Over a 50-year period, 1970–2020, the populations of the seven countries with early FP programs increased on average by 154% (range 108 – 214 %, the highest value for Iran where the strong program started later, in 1988). This is a strong increase; however, their FP programs almost surely slowed population growth during the period. This is indicated by comparison of seven countries nearby which had no (or weak or non-existent) FP programs: Guatemala, Venezuela, Algeria, Iraq, Afghanistan, Malaysia, and Philippines. Their mean population increase is substantially higher during this period (243%) than the increase among the countries with FP programs. This is clear from the graph below:
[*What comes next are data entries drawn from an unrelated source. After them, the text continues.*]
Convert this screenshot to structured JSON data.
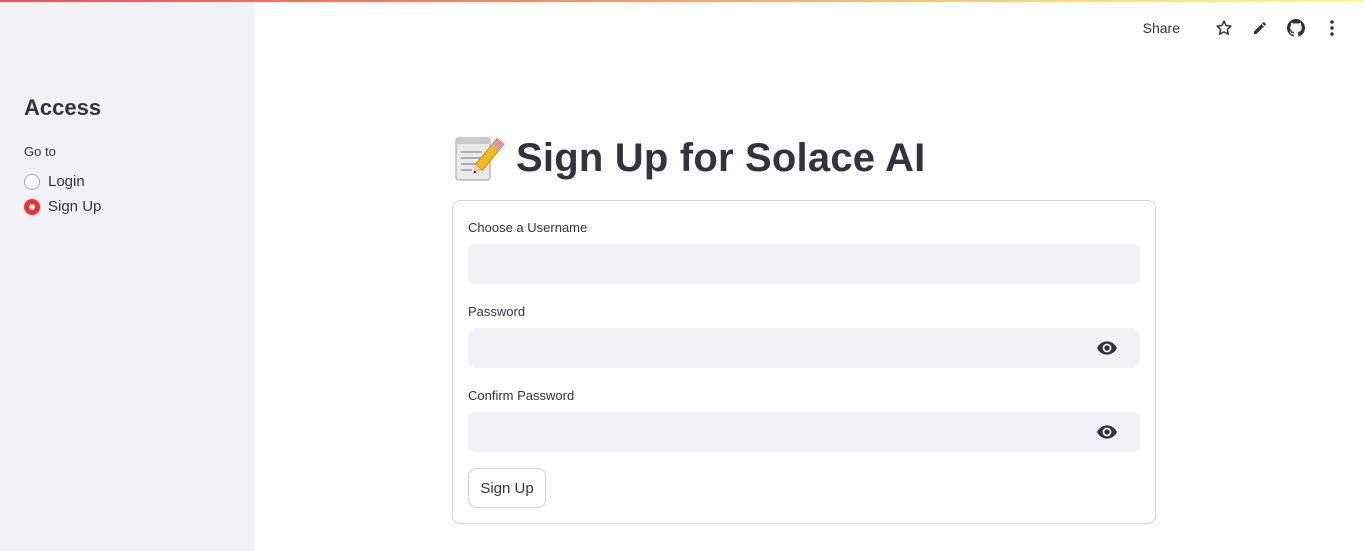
{
  "sidebar": {
    "title": "Access",
    "nav_label": "Go to",
    "options": [
      {
        "label": "Login",
        "selected": false
      },
      {
        "label": "Sign Up",
        "selected": true
      }
    ]
  },
  "toolbar": {
    "share_label": "Share",
    "icons": [
      "star-icon",
      "pencil-icon",
      "github-icon",
      "more-vertical-icon"
    ]
  },
  "main": {
    "title_emoji": "memo-icon",
    "title": "Sign Up for Solace AI",
    "form": {
      "username_label": "Choose a Username",
      "username_value": "",
      "password_label": "Password",
      "password_value": "",
      "confirm_label": "Confirm Password",
      "confirm_value": "",
      "submit_label": "Sign Up"
    }
  },
  "colors": {
    "accent": "#ff2b2b",
    "sidebar_bg": "#f0f2f6",
    "text": "#31333f",
    "input_bg": "#f0f2f6"
  }
}
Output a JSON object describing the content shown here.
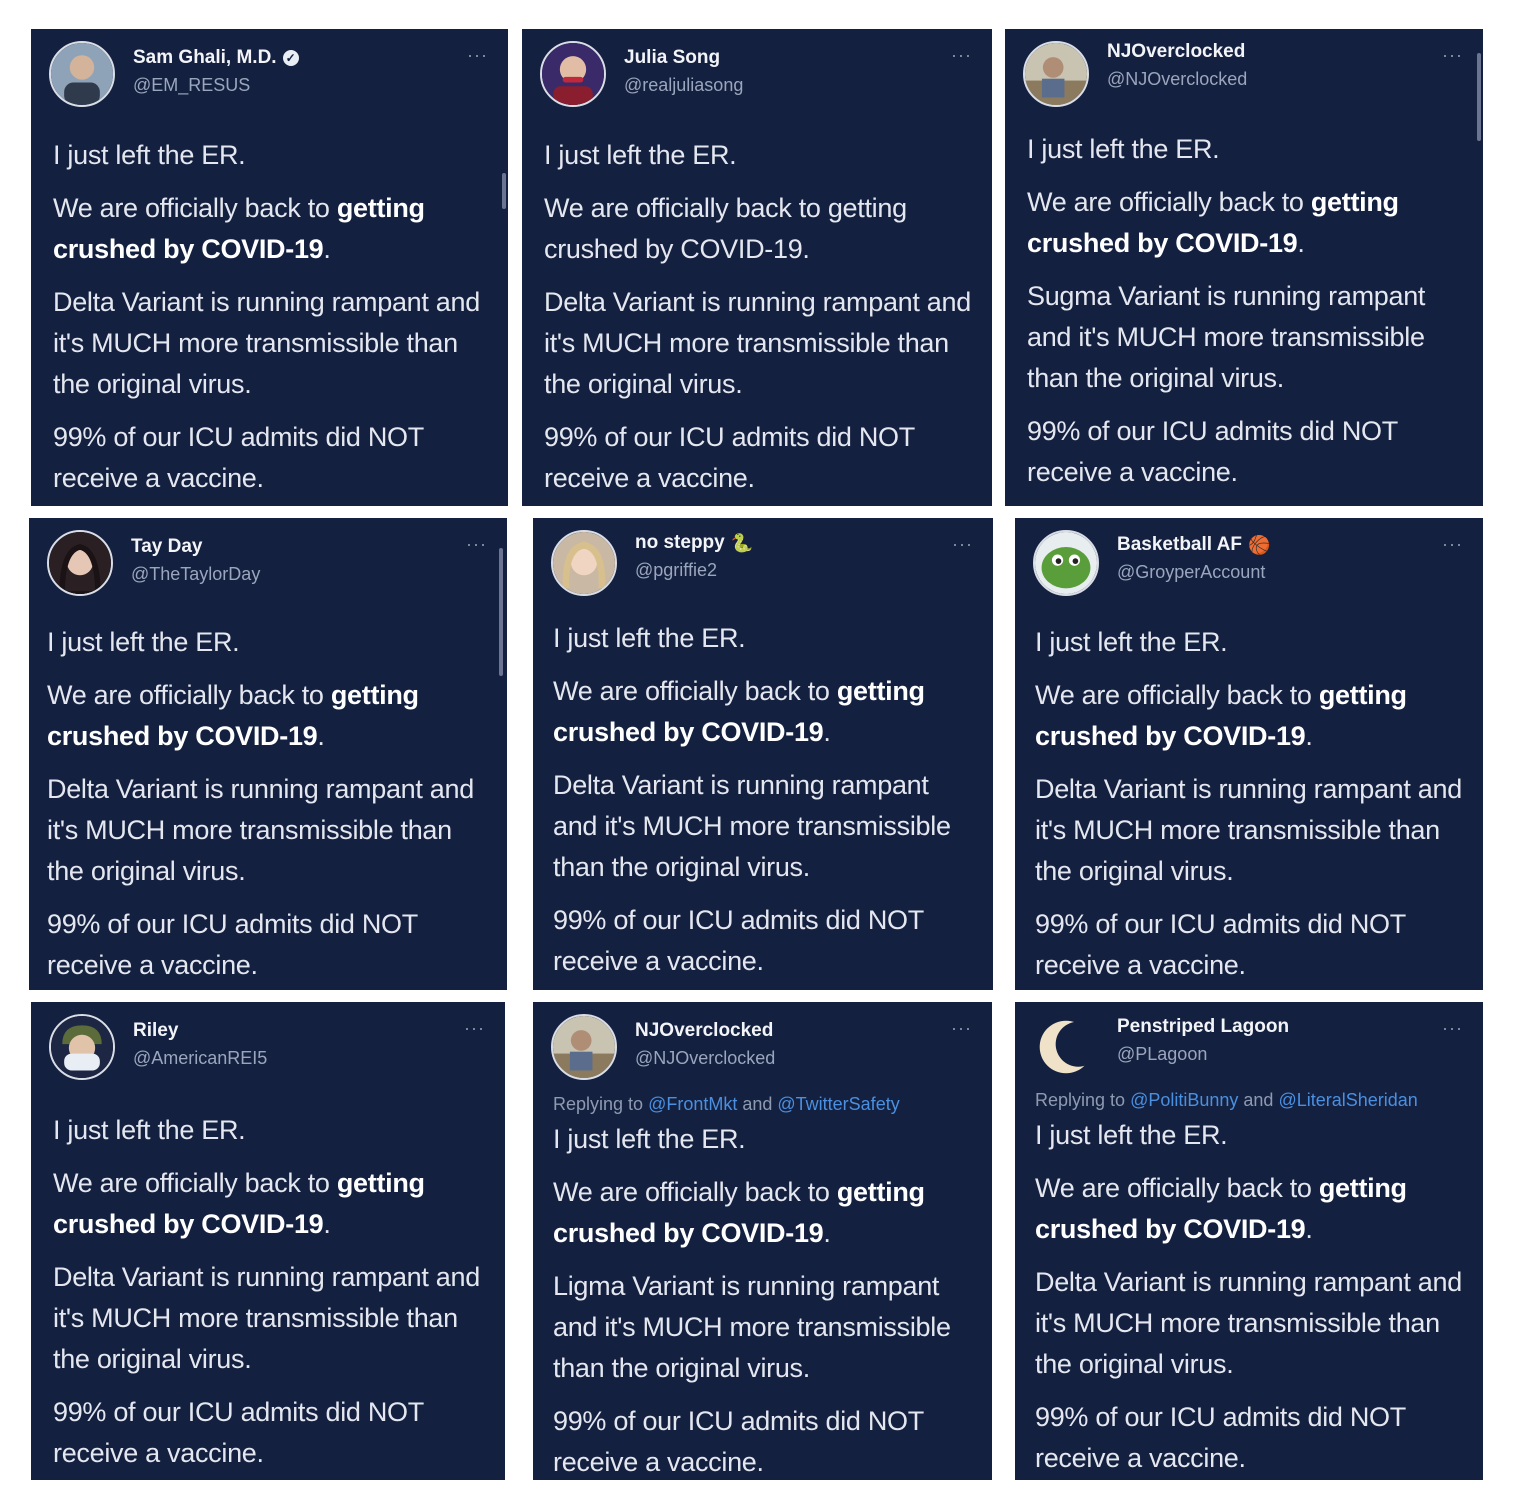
{
  "tweets": [
    {
      "name": "Sam Ghali, M.D.",
      "handle": "@EM_RESUS",
      "verified": true,
      "emoji": "",
      "more": "···",
      "reply": null,
      "lines": {
        "p1": "I just left the ER.",
        "p2a": "We are officially back to ",
        "p2b": "getting crushed by COVID-19",
        "p2c": ".",
        "p3": "Delta Variant is running rampant and it's MUCH more transmissible than the original virus.",
        "p4": "99% of our ICU admits did NOT receive a vaccine."
      }
    },
    {
      "name": "Julia Song",
      "handle": "@realjuliasong",
      "verified": false,
      "emoji": "",
      "more": "···",
      "reply": null,
      "lines": {
        "p1": "I just left the ER.",
        "p2a": "We are officially back to getting crushed by COVID-19.",
        "p2b": "",
        "p2c": "",
        "p3": "Delta Variant is running rampant and it's MUCH more transmissible than the original virus.",
        "p4": "99% of our ICU admits did NOT receive a vaccine."
      }
    },
    {
      "name": "NJOverclocked",
      "handle": "@NJOverclocked",
      "verified": false,
      "emoji": "",
      "more": "···",
      "reply": null,
      "lines": {
        "p1": "I just left the ER.",
        "p2a": "We are officially back to ",
        "p2b": "getting crushed by COVID-19",
        "p2c": ".",
        "p3": "Sugma Variant is running rampant and it's MUCH more transmissible than the original virus.",
        "p4": "99% of our ICU admits did NOT receive a vaccine."
      }
    },
    {
      "name": "Tay Day",
      "handle": "@TheTaylorDay",
      "verified": false,
      "emoji": "",
      "more": "···",
      "reply": null,
      "lines": {
        "p1": "I just left the ER.",
        "p2a": "We are officially back to ",
        "p2b": "getting crushed by COVID-19",
        "p2c": ".",
        "p3": "Delta Variant is running rampant and it's MUCH more transmissible than the original virus.",
        "p4": "99% of our ICU admits did NOT receive a vaccine."
      }
    },
    {
      "name": "no steppy",
      "handle": "@pgriffie2",
      "verified": false,
      "emoji": "🐍",
      "more": "···",
      "reply": null,
      "lines": {
        "p1": "I just left the ER.",
        "p2a": "We are officially back to ",
        "p2b": "getting crushed by COVID-19",
        "p2c": ".",
        "p3": "Delta Variant is running rampant and it's MUCH more transmissible than the original virus.",
        "p4": "99% of our ICU admits did NOT receive a vaccine."
      }
    },
    {
      "name": "Basketball AF",
      "handle": "@GroyperAccount",
      "verified": false,
      "emoji": "🏀",
      "more": "···",
      "reply": null,
      "lines": {
        "p1": "I just left the ER.",
        "p2a": "We are officially back to ",
        "p2b": "getting crushed by COVID-19",
        "p2c": ".",
        "p3": "Delta Variant is running rampant and it's MUCH more transmissible than the original virus.",
        "p4": "99% of our ICU admits did NOT receive a vaccine."
      }
    },
    {
      "name": "Riley",
      "handle": "@AmericanREI5",
      "verified": false,
      "emoji": "",
      "more": "···",
      "reply": null,
      "lines": {
        "p1": "I just left the ER.",
        "p2a": "We are officially back to ",
        "p2b": "getting crushed by COVID-19",
        "p2c": ".",
        "p3": "Delta Variant is running rampant and it's MUCH more transmissible than the original virus.",
        "p4": "99% of our ICU admits did NOT receive a vaccine."
      }
    },
    {
      "name": "NJOverclocked",
      "handle": "@NJOverclocked",
      "verified": false,
      "emoji": "",
      "more": "···",
      "reply": {
        "prefix": "Replying to ",
        "m1": "@FrontMkt",
        "and": " and ",
        "m2": "@TwitterSafety"
      },
      "lines": {
        "p1": "I just left the ER.",
        "p2a": "We are officially back to ",
        "p2b": "getting crushed by COVID-19",
        "p2c": ".",
        "p3": "Ligma Variant is running rampant and it's MUCH more transmissible than the original virus.",
        "p4": "99% of our ICU admits did NOT receive a vaccine."
      }
    },
    {
      "name": "Penstriped Lagoon",
      "handle": "@PLagoon",
      "verified": false,
      "emoji": "",
      "more": "···",
      "reply": {
        "prefix": "Replying to ",
        "m1": "@PolitiBunny",
        "and": " and ",
        "m2": "@LiteralSheridan"
      },
      "lines": {
        "p1": "I just left the ER.",
        "p2a": "We are officially back to ",
        "p2b": "getting crushed by COVID-19",
        "p2c": ".",
        "p3": "Delta Variant is running rampant and it's MUCH more transmissible than the original virus.",
        "p4": "99% of our ICU admits did NOT receive a vaccine."
      }
    }
  ],
  "colors": {
    "tweet_bg": "#14203f",
    "text": "#e4e7ef",
    "handle": "#9aa6bd",
    "mention": "#4a8fe0"
  },
  "avatars": [
    "doctor-photo",
    "woman-red-lips",
    "man-photo",
    "woman-dark-hair",
    "blonde-woman",
    "green-frog",
    "masked-soldier",
    "man-photo",
    "crescent-moon"
  ]
}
Moreover, a comparison of Bangladesh (FP program from the 1980’s) and Pakistan (weak or no FP during the period) by Bongaarts & O’Neill in 2018, including population projections up to 2100, shows that a good program may have substantial positive effect on future population numbers, even leading to a possible population decline. The difference between the countries is shown below:
Bangladesh and Pakistan, well matched geographically and by religion and other factors, had similar population growth up to about 1980 but thereafter began to diverge. In 2023, Pakistan’s population was reported to be larger than indicated by the projection (256 million, growing at a rate of 3.1%). The population of Bangladesh in 2023 was 173 million (growing at a rate of only 1.0%) according to Worldometer, close to the projection (for assumptions in the projection, see Bongaarts & O’Neill’s paper). This is good evidence for the positive effect of FP programs. Comparison of Costa Rica and Guatemala tells a similar story (see changes of fertility rate and population numbers over time in Our World in Data).
The lesson is clear: long-term voluntary family planning programs are today urgently needed in many countries in Western Asia and Africa, especially in Sub-Saharan Africa. Even with such strong programs, these countries likely face many decades of continued population increase, devastating to people, natural ecosystems and other forms of biodiversity. Leaders and policymakers in these countries can gain important insights from the case studies we present above, and by examining their own population history and conditions, when setting goals for the future.